Everyone wants to be a Chloé girl. She’s the nicest of the popular girls from your high school; the aspiring ballet dancer you rarely saw because she took the afternoons off to take classes at the ballet conservatory. She’s impossibly long-limbed, graceful, glossy-haired with little effort. Roses de Chloé is the fragrance she wears to class.
It’s a rosy take on the immediate runaway hit of Chloé’s classic Eau de Parfum. Although I loved the original velvety, clean blend of peonies and amber, I had to give it up because I started smelling myself … everywhere. I smelled myself on passersby on the street, in elevators, and in the bathrooms of fancy restaurants and clubs, where it was among the selection of perfumes that bathroom attendants collected on a tray. And my memory bank of the fragrance became associated with those places rather than with the olfactory equivalent of sun-dappled skin.

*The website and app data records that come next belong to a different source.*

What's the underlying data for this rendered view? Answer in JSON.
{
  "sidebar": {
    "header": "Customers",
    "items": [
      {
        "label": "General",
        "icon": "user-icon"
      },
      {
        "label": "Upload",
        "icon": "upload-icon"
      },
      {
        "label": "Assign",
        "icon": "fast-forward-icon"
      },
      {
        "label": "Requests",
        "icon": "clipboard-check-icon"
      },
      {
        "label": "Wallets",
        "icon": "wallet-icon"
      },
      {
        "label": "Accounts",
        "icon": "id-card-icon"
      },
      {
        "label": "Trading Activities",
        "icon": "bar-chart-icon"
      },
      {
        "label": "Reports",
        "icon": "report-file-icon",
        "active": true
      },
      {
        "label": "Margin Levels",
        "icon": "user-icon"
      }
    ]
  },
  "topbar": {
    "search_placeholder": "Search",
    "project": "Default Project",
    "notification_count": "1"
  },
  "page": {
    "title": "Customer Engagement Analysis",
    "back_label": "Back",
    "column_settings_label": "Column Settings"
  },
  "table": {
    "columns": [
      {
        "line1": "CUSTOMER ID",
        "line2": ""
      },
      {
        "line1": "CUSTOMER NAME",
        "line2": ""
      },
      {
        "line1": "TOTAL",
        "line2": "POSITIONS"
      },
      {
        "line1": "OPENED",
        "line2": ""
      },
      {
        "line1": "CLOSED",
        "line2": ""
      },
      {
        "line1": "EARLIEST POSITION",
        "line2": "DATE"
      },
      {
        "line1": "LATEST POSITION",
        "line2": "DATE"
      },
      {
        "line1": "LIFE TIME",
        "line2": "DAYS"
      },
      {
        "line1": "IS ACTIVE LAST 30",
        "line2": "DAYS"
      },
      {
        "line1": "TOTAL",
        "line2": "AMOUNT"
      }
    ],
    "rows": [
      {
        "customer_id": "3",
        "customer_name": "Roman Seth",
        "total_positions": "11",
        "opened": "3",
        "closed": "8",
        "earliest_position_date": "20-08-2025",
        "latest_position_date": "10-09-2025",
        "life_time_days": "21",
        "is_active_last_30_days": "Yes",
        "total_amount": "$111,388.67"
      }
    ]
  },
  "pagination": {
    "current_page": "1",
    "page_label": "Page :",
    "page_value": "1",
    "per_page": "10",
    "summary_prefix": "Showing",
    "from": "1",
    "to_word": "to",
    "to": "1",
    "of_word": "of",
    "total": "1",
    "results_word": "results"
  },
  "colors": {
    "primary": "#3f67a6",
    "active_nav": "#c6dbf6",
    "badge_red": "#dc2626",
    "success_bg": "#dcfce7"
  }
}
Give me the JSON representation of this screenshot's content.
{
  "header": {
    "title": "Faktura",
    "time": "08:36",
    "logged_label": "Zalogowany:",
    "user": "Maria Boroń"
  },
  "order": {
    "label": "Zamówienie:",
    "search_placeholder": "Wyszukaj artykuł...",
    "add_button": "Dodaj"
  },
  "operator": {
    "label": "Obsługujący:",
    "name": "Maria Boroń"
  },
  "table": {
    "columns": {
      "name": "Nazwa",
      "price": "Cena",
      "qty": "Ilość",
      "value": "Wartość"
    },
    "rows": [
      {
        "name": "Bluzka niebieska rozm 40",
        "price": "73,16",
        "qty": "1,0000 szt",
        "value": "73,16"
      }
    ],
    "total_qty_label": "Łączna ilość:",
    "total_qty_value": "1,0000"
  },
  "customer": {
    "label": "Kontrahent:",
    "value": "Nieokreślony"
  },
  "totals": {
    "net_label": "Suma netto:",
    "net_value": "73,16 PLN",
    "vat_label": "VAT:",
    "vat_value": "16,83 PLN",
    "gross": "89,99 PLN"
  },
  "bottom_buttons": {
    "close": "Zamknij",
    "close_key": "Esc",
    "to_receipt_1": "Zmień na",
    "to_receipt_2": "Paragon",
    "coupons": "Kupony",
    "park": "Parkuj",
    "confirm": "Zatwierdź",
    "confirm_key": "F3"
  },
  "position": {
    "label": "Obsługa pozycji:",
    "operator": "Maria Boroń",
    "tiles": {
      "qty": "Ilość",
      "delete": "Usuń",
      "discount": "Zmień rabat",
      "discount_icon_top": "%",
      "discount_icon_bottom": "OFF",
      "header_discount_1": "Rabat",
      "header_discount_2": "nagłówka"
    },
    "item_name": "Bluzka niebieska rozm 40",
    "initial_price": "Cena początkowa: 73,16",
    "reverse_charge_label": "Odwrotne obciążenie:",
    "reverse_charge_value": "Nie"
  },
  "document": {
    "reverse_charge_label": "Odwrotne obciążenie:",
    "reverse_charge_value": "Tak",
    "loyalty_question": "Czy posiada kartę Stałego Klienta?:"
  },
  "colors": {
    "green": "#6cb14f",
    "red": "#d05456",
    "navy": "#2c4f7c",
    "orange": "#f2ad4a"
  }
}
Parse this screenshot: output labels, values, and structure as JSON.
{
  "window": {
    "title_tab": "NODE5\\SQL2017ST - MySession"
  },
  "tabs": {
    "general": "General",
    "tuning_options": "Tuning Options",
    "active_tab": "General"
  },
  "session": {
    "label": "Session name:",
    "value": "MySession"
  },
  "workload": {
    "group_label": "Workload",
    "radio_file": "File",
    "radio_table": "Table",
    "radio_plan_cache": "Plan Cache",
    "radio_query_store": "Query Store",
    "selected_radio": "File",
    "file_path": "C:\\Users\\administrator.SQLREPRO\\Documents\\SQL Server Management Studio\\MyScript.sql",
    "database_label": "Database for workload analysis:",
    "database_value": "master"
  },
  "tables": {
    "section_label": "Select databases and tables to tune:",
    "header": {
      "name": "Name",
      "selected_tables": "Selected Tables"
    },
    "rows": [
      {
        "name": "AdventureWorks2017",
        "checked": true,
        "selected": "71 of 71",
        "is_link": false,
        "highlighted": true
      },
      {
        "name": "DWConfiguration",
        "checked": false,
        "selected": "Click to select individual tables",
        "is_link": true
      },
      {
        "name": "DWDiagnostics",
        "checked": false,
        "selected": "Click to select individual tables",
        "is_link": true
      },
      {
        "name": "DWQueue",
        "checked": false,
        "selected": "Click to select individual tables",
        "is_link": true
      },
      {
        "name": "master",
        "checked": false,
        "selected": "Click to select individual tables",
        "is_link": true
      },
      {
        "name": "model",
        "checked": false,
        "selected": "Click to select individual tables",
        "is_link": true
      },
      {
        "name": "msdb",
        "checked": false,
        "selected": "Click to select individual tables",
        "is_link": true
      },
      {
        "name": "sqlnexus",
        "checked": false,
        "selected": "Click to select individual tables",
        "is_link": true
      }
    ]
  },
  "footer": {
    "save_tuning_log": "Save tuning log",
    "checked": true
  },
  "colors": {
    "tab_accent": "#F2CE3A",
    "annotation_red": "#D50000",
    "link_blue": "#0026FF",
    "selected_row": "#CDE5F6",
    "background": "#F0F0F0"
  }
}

Roses de Chloé gives me a new, charmed version of the original. It smells like ballerinas off-duty sunning themselves during a break in class — calling to mind Chloé’s spring 2011 ballerina-inspired collection. It takes the elements of the original Chloé, but ups the rose notes, producing a slightly sweeter, but not saccharine, scent that unfurls into something more delicate. The rose is sweet but robust, innocent but womanly. It comes in a blush pink-tinged bottle like the original, and feels like a fragrance you wear in your twenties to remember your more girlish days. And as a limited edition, my memory bank of the fragrance remains all my own.
Check out the “Blowing Roses” ad for the fragrance below, showing Chloé ballerina girls, who whirl a dervish to mimic falling rose petals in a sequence choreographed by the French company I Could Never Be a Dancer.